Many Muslims have been taught that Judaism and Christianity have banned alcohol. Specifically, Muslims have been told that Jesus shunned alcohol while he was on earth, following Muslim dietary laws. They come to this belief either because they guess it from the teaching that Jesus was a Muslim or because their imams and apologists have actually lied to them. But it is completely false.
Most Muslims don’t know that Jesus’ first miracle was at a wedding at Cana, where he turned water into wine. (Yes, wine. Not grape juice.) The professional party steward was so impressed with this wine that he said, “Everyone serves the good wine first, and when people have drunk freely, then the poor wine. But you have kept the good wine until now” (John 2:10, ESV). By this he meant, “Everyone waits until the wedding guests are a bit tipsy and can’t tell the good wine from the bad, and then they bring out the cheap stuff to keep the party going.”
This doesn’t prove that Jesus was drinking the wine, of course, but in Matthew, referring to himself, Jesus says, “The Son of Man has come eating and drinking, and you say, ‘Look at him! A glutton and a drunkard, a friend of tax collectors and sinners!’” (Luke 7:24). In context, this is presented as a false accusation containing a grain of truth–that is, Jesus ate at feasts and he drank wine.
At the Last Supper, one of the most significant occasions in Jesus’ earthly ministry, Jesus also drank wine, and at the same time, he used it to establish the institution of the Eucharist or Communion, the most important sacrament of Christianity, which traditionally involves wine (though sometimes, in modern days, grape juice). In Luke 22:17-18, we read, “And he [Jesus] took a cup, and when he had given thanks he said, ‘Take this, and divide it among yourselves. For I tell you that from now on I will not drink of the fruit of the vine until the kingdom of God comes.'” This was, in fact, a cup of…alcoholic wine.
Now, it is true that a number of Christians today either do not drink at all or drink very little. The Bible condemns drunkenness and alcoholism as well. But no Western country ever even thought of prohibiting alcohol altogether until the Temperance Movement of the United States in the early 20th century. The Temperance Movement was one of the big focuses of the feminist movement, because of the association of spousal abuse and unemployability with alcoholism in men. It also picked up religious support because churches were the main outlet for charity and help in society at that time, and religious institutions were very involved with dealing with families that were broken because of alcoholism. The Temperance Movement was a very specific reaction to what was a pervasive cultural problem. Though most school children are taught that this period (called Prohibition) was a failure, in reality, it brought a permanent change to American culture, dropping the level of alcohol consumption below that of all other countries that originated from the British Commonwealth when alcohol consumption had once been much higher than any other English-speaking country.
As a result of the history of the Temperance Movement in America, a few churches still preach against all alcohol consumption, especially denominations that originated around this time, but these are the exception, and the prohibition against alcohol does not come from the Bible.

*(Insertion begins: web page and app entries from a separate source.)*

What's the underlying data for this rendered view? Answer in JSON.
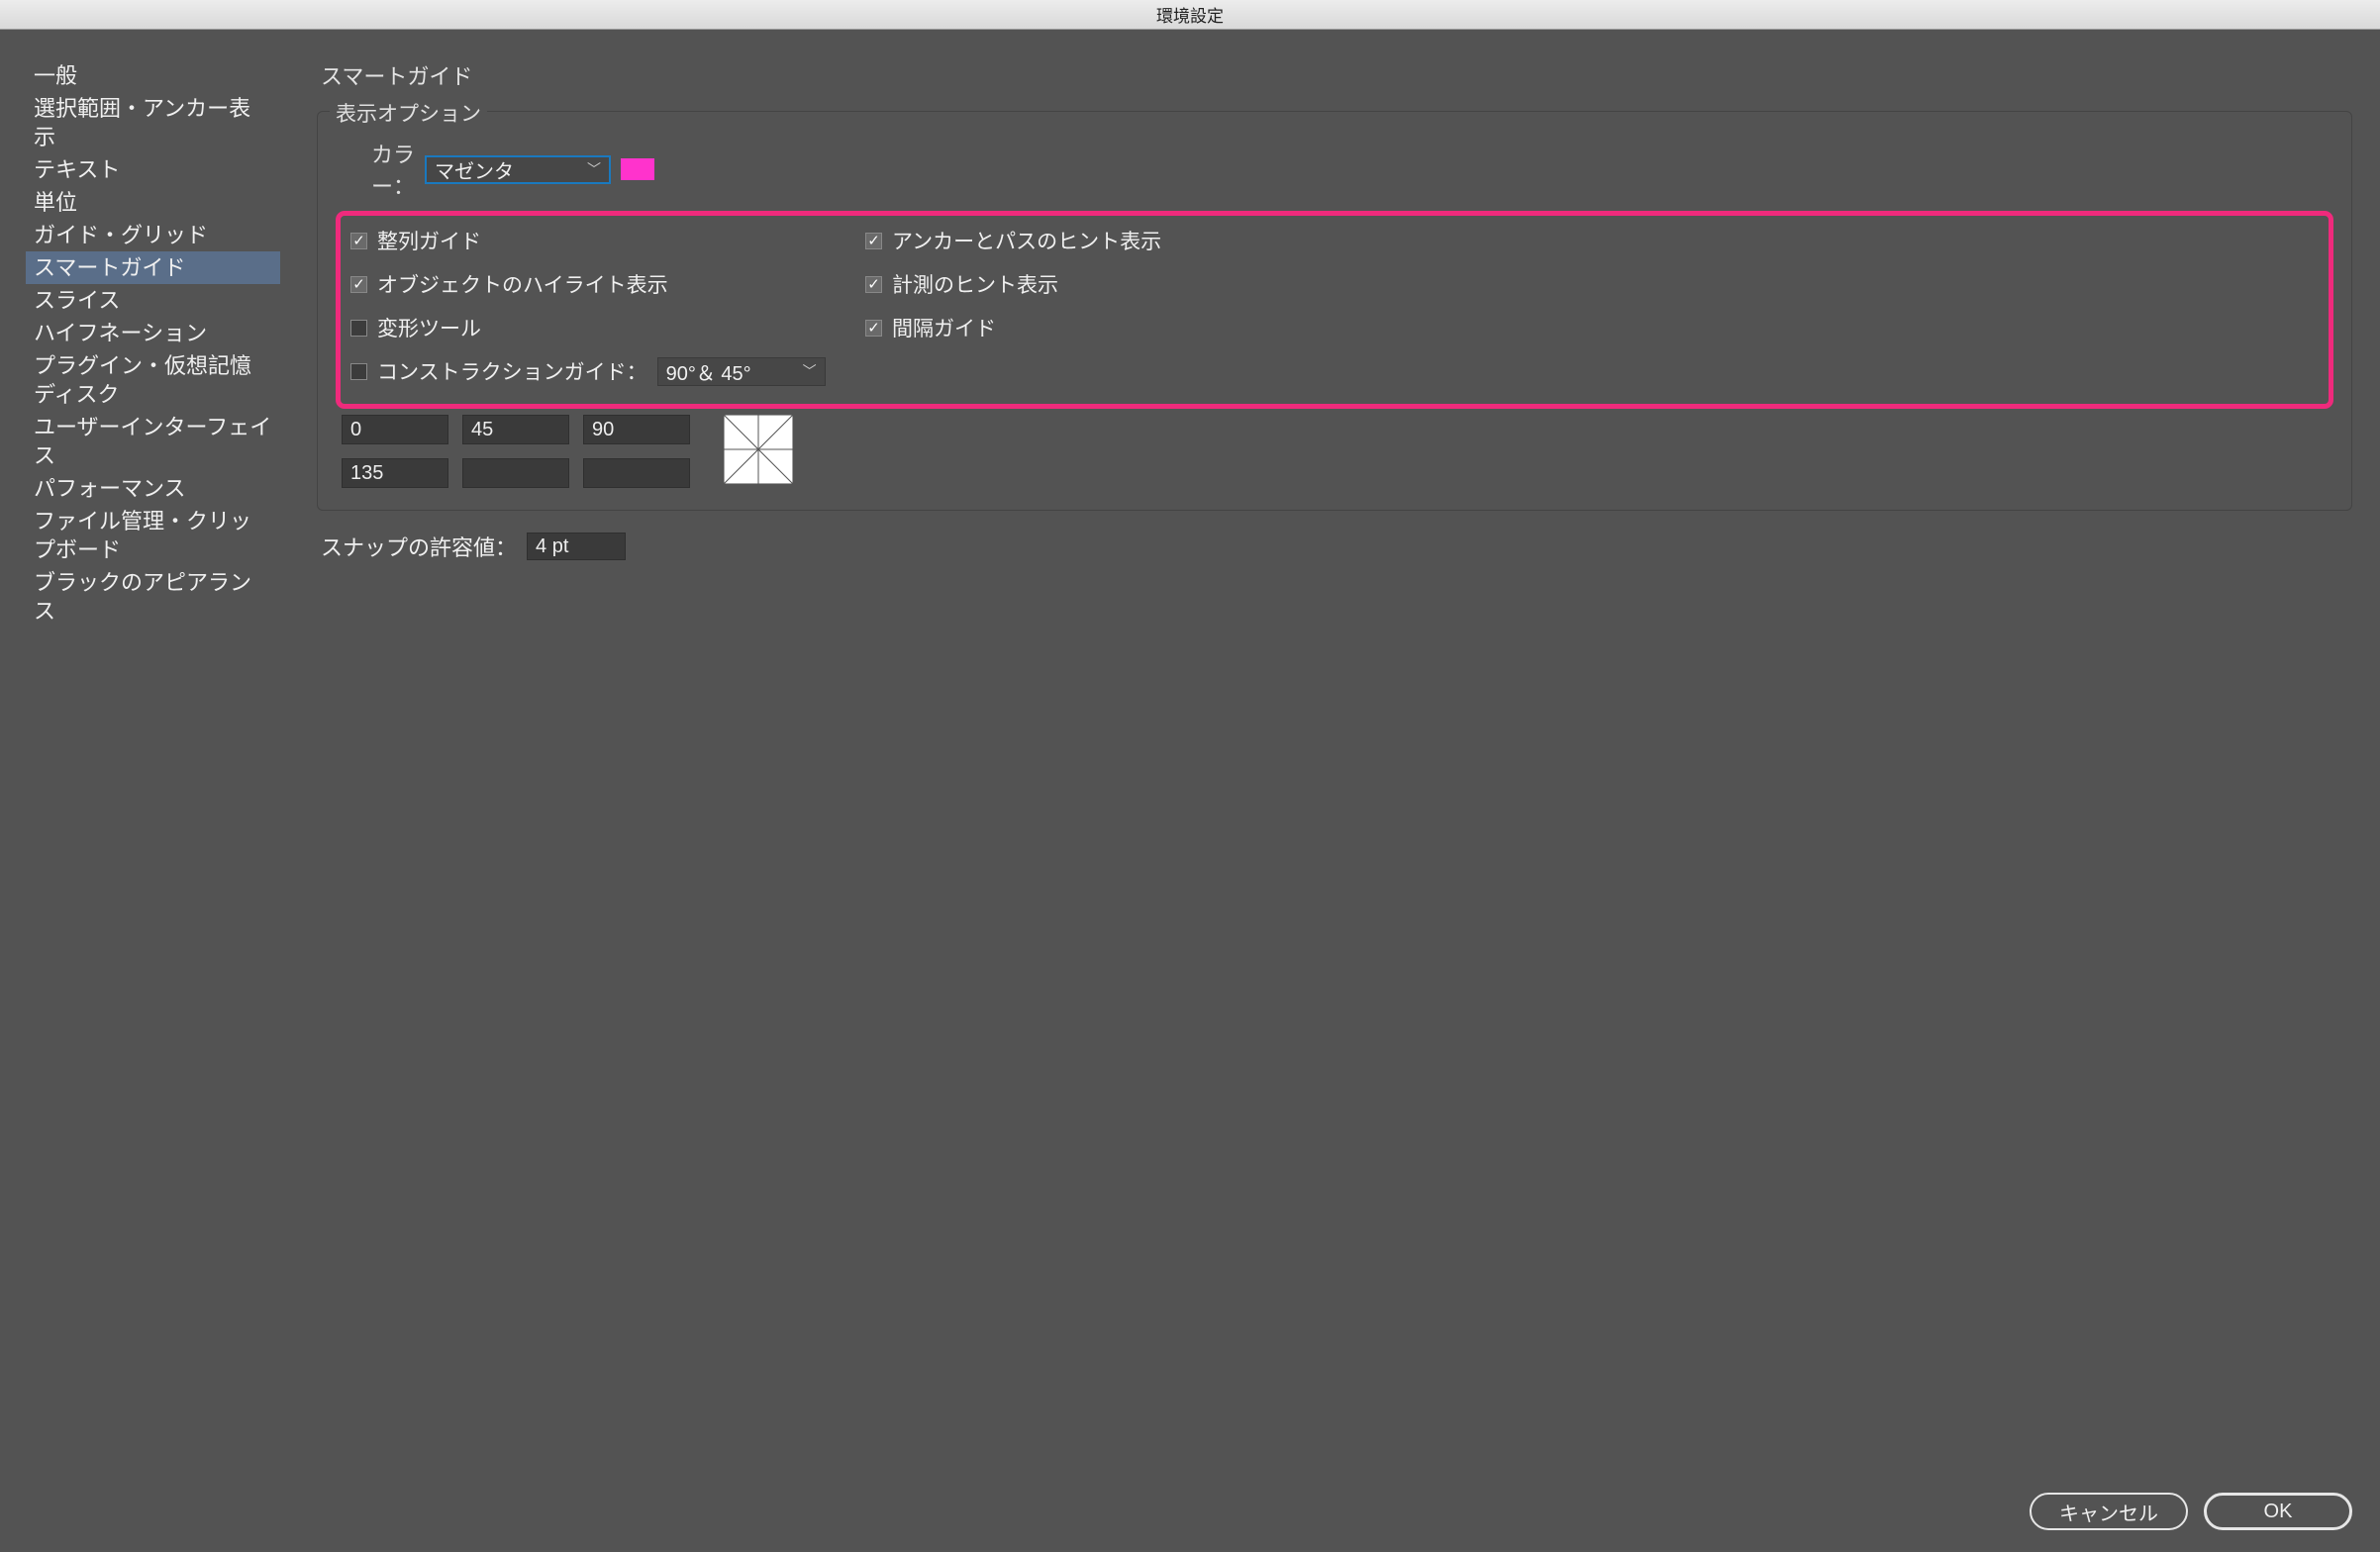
{
  "window": {
    "title": "環境設定"
  },
  "sidebar": {
    "items": [
      {
        "label": "一般"
      },
      {
        "label": "選択範囲・アンカー表示"
      },
      {
        "label": "テキスト"
      },
      {
        "label": "単位"
      },
      {
        "label": "ガイド・グリッド"
      },
      {
        "label": "スマートガイド"
      },
      {
        "label": "スライス"
      },
      {
        "label": "ハイフネーション"
      },
      {
        "label": "プラグイン・仮想記憶ディスク"
      },
      {
        "label": "ユーザーインターフェイス"
      },
      {
        "label": "パフォーマンス"
      },
      {
        "label": "ファイル管理・クリップボード"
      },
      {
        "label": "ブラックのアピアランス"
      }
    ],
    "selected_index": 5
  },
  "panel": {
    "title": "スマートガイド",
    "group_display_label": "表示オプション",
    "color_label": "カラー：",
    "color_select_value": "マゼンタ",
    "color_swatch_hex": "#ff33cc",
    "checkboxes_left": [
      {
        "label": "整列ガイド",
        "checked": true
      },
      {
        "label": "オブジェクトのハイライト表示",
        "checked": true
      },
      {
        "label": "変形ツール",
        "checked": false
      }
    ],
    "construction_guide": {
      "label": "コンストラクションガイド：",
      "checked": false,
      "select_value": "90°＆ 45°"
    },
    "checkboxes_right": [
      {
        "label": "アンカーとパスのヒント表示",
        "checked": true
      },
      {
        "label": "計測のヒント表示",
        "checked": true
      },
      {
        "label": "間隔ガイド",
        "checked": true
      }
    ],
    "angle_inputs": [
      "0",
      "45",
      "90",
      "135",
      "",
      ""
    ],
    "snap_label": "スナップの許容値：",
    "snap_value": "4 pt"
  },
  "footer": {
    "cancel_label": "キャンセル",
    "ok_label": "OK"
  }
}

If you have any more questions about alcohol, Jesus, and Christianity, I suggest watching Mike Winger’s great overview of what the Bible really says about alcohol: